On other days we walk north to the local shopping area for essentials such as Sunnyland produce, banking, and hair dye. Then we go home by way of the cemetery. Park Lawn Cemetery is a heritage site too. It was opened and managed by a group of farmers back in 1892. It now holds over 22,000 graves, and there is still empty space. A sign along the fence tells passers-by that there are “New Lots Available! Come On In!”
As we sneak in, a safe distance from the sales office, we look for graves of dignitaries that are buried there. So far we have found the resting places of hockey greats Con Smythe and Harold Ballard, and musician Jeff Healey. Other well-known figures who live there forever are Gus Ryder, Gordon Sinclair, and Robert Home Smith, the original land developer for the Kingsway area.
The most disturbing monument is one dedicated to the “British Home Children.” Between 1869 and 1948 British couples often sent their children to Canada to escape war or sometimes extreme poverty. The children, who came by steamship, were often mistreated and overworked. Many died in childhood, and 75 of them are buried at Park Lawn. In 2017, a group of community-minded citizens raised some money to build a memorial to those children. The monument is topped with a porthole reclaimed from one of the steamships used to transport the children. Below the porthole are the names and ages of all 75 of them.

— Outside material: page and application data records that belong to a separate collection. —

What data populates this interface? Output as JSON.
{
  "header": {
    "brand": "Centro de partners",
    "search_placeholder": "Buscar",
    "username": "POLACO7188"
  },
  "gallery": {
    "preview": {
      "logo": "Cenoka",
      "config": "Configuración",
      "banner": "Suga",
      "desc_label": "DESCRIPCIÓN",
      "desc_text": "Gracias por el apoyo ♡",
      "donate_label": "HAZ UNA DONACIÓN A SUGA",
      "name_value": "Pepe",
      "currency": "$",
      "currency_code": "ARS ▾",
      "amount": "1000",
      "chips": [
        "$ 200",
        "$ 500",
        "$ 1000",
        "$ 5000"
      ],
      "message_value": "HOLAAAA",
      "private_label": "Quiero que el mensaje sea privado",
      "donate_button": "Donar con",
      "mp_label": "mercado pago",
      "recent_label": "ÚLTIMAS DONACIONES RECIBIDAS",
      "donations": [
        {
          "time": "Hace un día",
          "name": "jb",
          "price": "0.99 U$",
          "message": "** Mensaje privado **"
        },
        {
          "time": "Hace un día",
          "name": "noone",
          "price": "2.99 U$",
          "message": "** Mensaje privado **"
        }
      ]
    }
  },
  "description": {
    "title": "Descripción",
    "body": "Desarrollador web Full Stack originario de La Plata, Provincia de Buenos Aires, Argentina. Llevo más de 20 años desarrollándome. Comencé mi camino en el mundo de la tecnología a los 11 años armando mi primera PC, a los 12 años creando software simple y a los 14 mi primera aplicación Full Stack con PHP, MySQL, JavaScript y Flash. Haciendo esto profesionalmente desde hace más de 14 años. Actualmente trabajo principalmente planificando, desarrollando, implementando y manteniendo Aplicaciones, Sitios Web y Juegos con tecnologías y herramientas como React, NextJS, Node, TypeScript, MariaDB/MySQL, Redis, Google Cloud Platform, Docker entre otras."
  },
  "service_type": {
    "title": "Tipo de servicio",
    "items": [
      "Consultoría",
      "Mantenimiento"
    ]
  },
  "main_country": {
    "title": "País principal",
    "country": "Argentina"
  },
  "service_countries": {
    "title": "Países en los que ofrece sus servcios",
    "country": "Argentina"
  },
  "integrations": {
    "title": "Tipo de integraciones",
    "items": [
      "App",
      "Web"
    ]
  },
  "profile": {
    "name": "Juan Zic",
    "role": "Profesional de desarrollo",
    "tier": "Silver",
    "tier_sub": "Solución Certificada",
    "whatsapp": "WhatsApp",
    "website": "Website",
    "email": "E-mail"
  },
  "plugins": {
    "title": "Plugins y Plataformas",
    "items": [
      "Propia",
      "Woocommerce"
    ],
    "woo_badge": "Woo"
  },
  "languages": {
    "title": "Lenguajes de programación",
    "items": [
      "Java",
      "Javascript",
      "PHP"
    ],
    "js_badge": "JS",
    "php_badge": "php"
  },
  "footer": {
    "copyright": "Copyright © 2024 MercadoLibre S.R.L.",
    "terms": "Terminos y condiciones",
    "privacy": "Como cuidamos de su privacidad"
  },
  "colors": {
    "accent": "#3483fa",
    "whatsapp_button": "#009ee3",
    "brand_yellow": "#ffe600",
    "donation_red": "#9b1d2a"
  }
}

It’s very safe for walkers in the cemetery. Nobody ever coughs on us. There are no teenagers gathered to party. The bodies of the residents are buried not only 6 feet under, but 6 feet apart as well. There are lots of flowers to admire, although most of them are plastic. There are loving messages and candles on many graves, candles that will burn forever in the minds of the bereaved families.
It’s very peaceful in the cemetery too. But one day recently we made some noise – when we saw deer! Could these be the same deer that we saw in our back yard a few weeks ago? We called out to them but they didn’t seem to recognize us. Fortunately we had just been to Sunnyland, and Peter was not giving up. He pulled some lettuce out of his bag and held it up, running after them and yelling “Deer, deer, come and get some lettuce! Nice and fresh, just for you!!” The deer turned and ran the other way, looking for a place to stay safe.
Dear readers, please stay safe too. And stay out of cemeteries, unless you are just going for a walk.
3 thoughts on “Covid 19 Is A Walk In the… Cemetery”
Wow! Interesting and educational walk in the cemetery. All the cemeteries around our neighbourhood are closed. Surprised that yours is still open. Enjoy your daily walkings. Please tell us the website that you went to for historical homes.
A charming article. You invent such activities for Peter! Chasing deer while waving lettuce?
Please keep the blogs coming. I enjoy them! Blair
Lots of wildlife taking a curious peak at our sorry state of affairs. Between Uncle Tony’s hawk, your cemetery deer and the video of the jelly fish swimming down a venice canal. Nature is basically curious why we decided to leave them all alone.